£400 - £450 Per Day: Clearwater People Solutions Ltd: **URGENT CONTRACT ROLE**...

Market Risk & Control Manager

Up to £100k or £450p/d: Saxton Leigh: My client is a leading commodities tradi...

SQL Developer - Watford/NW London - £320 - £330 p/d - 6 months

£320 - £330 per day: Ashdown Group: The Ashdown Group have been engaged by a l...

Head of Audit

To £75,000 + Pension + Benefits + Bonus: Saxton Leigh: My client is looking f...

Day In a Page

Scottish referendum: The Yes vote was the love that dared speak its name, but it was not to be

Despite the result, this is the end of the status quo

Boyd Tonkin on the fall-out from the Scottish referendum
Manolo Blahnik: The high priest of heels talks flats, Englishness, and why he loves Mary Beard

Manolo Blahnik: Flats, Englishness, and Mary Beard

The shoe designer who has been dubbed 'the patron saint of the stiletto'
The Beatles biographer reveals exclusive original manuscripts of some of the best pop songs ever written

Scrambled eggs and LSD

Behind The Beatles' lyrics - thanks to Hunter Davis's original manuscript copies
'Normcore' fashion: Blending in is the new standing out in latest catwalk non-trend
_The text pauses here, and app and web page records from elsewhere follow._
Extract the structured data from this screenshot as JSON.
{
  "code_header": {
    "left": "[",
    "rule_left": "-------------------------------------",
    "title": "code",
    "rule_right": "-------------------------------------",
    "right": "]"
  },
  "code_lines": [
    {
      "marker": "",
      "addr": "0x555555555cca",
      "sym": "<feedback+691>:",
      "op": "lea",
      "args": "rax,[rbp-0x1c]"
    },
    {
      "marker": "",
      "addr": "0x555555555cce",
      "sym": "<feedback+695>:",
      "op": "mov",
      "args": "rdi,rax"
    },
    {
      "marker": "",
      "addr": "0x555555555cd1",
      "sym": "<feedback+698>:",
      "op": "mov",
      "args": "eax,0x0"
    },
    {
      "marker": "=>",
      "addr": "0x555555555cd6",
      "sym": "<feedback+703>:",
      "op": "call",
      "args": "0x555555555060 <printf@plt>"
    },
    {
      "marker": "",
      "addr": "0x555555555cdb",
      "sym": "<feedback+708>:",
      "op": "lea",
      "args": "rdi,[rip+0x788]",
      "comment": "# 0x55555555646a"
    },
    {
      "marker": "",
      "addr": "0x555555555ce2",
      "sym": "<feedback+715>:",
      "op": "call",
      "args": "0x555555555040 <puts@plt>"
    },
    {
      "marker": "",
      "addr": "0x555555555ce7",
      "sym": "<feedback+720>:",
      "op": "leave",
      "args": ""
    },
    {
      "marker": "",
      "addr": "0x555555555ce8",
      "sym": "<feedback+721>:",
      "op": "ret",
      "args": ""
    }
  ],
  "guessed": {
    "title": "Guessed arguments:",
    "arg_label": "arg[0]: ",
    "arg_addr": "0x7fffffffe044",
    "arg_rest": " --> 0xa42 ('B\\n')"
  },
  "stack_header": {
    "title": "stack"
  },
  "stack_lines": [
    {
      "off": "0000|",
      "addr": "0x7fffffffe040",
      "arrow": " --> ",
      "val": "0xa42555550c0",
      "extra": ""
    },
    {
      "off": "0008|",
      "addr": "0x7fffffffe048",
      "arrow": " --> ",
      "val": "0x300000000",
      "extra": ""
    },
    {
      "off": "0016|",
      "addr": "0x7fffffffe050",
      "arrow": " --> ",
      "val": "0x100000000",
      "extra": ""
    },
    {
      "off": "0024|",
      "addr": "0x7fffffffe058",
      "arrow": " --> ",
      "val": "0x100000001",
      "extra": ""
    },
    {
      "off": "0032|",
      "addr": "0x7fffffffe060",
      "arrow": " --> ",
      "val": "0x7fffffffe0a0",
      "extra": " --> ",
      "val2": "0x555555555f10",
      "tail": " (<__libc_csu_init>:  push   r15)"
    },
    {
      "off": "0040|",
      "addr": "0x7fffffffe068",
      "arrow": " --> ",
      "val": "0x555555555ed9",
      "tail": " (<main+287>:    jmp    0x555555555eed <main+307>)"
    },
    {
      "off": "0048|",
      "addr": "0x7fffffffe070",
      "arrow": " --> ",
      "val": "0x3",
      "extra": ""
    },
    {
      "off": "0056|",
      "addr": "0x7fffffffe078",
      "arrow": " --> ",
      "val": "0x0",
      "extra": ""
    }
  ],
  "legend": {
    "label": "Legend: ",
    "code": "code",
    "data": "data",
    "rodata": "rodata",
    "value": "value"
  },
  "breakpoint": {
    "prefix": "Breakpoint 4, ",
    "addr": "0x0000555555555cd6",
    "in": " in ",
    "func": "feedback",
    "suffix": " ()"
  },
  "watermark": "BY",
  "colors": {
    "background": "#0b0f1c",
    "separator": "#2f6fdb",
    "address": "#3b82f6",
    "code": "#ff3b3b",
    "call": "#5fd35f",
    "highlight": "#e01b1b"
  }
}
'Normcore': Blending in is the new standing out

Just when fashion was in grave danger of running out of trends, it only went and invented the non-trend. Rebecca Gonsalves investigates
Dance’s new leading ladies fight back: How female vocalists are now writing their own hits
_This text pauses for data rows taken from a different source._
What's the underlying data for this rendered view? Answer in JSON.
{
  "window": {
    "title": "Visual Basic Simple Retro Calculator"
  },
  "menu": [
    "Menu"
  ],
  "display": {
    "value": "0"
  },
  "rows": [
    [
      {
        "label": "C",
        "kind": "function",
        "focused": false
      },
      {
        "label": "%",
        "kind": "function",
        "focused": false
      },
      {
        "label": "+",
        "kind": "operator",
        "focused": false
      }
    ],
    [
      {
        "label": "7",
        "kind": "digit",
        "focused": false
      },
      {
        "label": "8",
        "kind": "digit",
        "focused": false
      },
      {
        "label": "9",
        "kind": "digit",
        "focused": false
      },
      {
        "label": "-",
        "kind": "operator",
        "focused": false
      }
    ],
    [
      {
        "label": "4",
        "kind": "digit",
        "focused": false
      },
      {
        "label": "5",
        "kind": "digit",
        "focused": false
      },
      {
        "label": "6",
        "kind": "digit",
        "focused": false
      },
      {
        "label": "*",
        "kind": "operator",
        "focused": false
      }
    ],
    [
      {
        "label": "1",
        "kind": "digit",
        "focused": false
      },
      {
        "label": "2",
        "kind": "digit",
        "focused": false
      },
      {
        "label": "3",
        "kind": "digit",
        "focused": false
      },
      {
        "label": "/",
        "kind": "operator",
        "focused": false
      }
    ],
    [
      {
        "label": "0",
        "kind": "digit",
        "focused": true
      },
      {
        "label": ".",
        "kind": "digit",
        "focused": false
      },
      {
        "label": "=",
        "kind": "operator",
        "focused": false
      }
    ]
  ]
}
New leading ladies of dance fight back

How female vocalists are now writing their own hits
Mystery of the Ground Zero wedding photo

A shot in the dark
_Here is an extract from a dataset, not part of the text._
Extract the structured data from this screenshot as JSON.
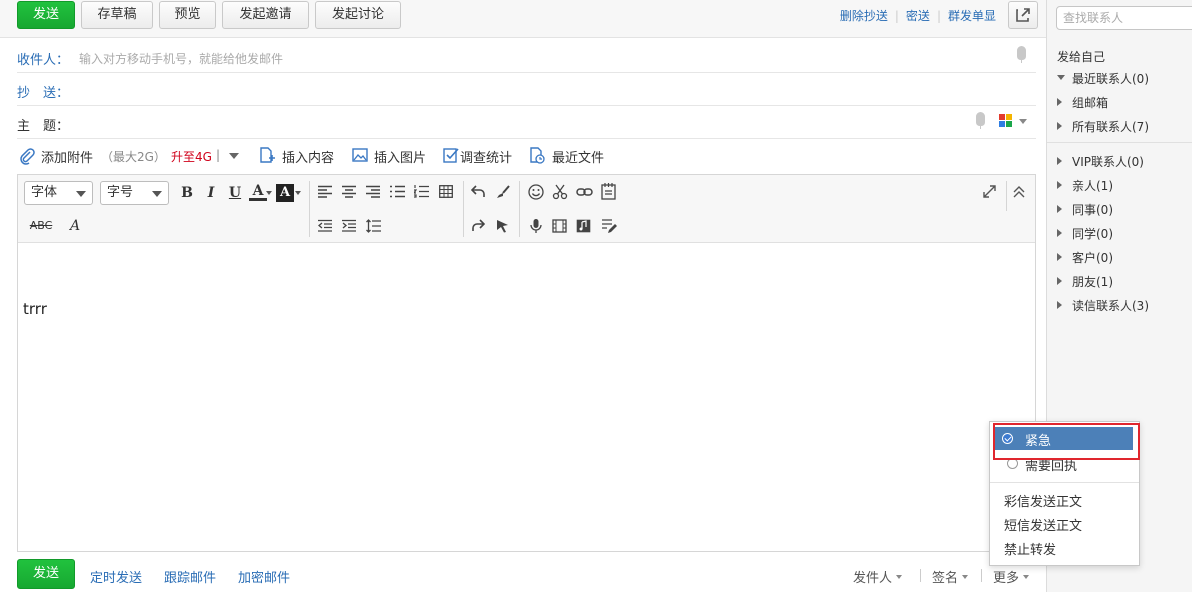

Mystery of the wedding photo from Ground Zero
His life, the universe and everything

His life, the universe and everything

New biography sheds light on comic genius of Douglas Adams
Save us from small screen superheroes

Save us from small screen superheroes

Shows like Agents of S.H.I.E.L.D are little more than marketing tools
Reach for the skies

Reach for the skies

From pools to football pitches, rooftop living is looking up
These are the 12 best hotel spas in the UK

12 best hotel spas in the UK

Some hotels go all out on facilities; others stand out for the sheer quality of treatments
These Iranian-controlled Shia militias used to specialise in killing American soldiers. Now they are fighting Isis, backed up by US airstrikes

Widespread fear of Isis is producing strange bedfellows

Iranian-controlled Shia militias that used to kill American soldiers are now fighting Isis, helped by US airstrikes
Topshop goes part Athena poster, part last spring Prada

Topshop goes part Athena poster, part last spring Prada

Shoppers don't come to Topshop for the unique
How to make a Lego masterpiece

How to make a Lego masterpiece

Toy breaks out of the nursery and heads for the gallery
Meet the ‘Endies’ – city dwellers who are too poor to have fun

Meet the ‘Endies’ – city dwellers who are too poor to have fun

Urbanites are cursed with an acronym pointing to Employed but No Disposable Income or Savings
Paisley’s decision to make peace with IRA enemies might remind the Arabs of Sadat

Ian Paisley’s decision to make peace with his IRA enemies

His Save Ulster from Sodomy campaign would surely have been supported by many a Sunni imam